Input records
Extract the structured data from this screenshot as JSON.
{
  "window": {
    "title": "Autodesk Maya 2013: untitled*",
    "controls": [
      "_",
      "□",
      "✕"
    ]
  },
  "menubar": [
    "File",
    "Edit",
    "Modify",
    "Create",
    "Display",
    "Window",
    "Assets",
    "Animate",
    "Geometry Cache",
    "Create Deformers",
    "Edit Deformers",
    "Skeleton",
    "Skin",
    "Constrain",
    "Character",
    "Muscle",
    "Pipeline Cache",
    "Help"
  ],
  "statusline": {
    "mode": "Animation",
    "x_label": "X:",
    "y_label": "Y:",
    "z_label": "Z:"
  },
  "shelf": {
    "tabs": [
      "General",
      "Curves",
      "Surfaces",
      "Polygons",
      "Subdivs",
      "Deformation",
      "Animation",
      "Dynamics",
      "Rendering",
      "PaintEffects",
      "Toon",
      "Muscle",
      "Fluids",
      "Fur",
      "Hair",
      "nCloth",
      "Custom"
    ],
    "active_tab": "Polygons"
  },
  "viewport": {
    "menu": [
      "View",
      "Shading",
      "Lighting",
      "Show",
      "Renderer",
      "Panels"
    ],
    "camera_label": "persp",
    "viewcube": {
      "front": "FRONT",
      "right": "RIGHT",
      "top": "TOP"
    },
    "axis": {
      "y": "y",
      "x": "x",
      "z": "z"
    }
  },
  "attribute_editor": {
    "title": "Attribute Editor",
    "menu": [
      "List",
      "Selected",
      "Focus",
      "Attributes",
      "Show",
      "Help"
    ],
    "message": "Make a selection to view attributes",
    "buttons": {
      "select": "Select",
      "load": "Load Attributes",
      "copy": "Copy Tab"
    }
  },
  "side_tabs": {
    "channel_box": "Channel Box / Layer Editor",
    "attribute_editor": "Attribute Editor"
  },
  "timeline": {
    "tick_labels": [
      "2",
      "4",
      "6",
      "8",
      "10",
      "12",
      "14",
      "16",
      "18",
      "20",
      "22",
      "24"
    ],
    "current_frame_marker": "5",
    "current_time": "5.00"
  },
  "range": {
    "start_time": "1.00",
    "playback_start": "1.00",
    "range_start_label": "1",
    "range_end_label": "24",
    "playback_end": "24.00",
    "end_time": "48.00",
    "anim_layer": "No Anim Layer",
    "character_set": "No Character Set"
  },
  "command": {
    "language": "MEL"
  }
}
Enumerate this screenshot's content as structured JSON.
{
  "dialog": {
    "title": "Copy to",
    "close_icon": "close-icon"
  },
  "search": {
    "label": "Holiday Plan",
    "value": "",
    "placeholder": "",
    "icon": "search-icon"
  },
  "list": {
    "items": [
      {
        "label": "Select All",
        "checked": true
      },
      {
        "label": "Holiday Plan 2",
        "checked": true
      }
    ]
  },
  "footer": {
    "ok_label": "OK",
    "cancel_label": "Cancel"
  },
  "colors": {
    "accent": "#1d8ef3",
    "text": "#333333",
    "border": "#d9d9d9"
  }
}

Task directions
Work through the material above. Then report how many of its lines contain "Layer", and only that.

Written response
2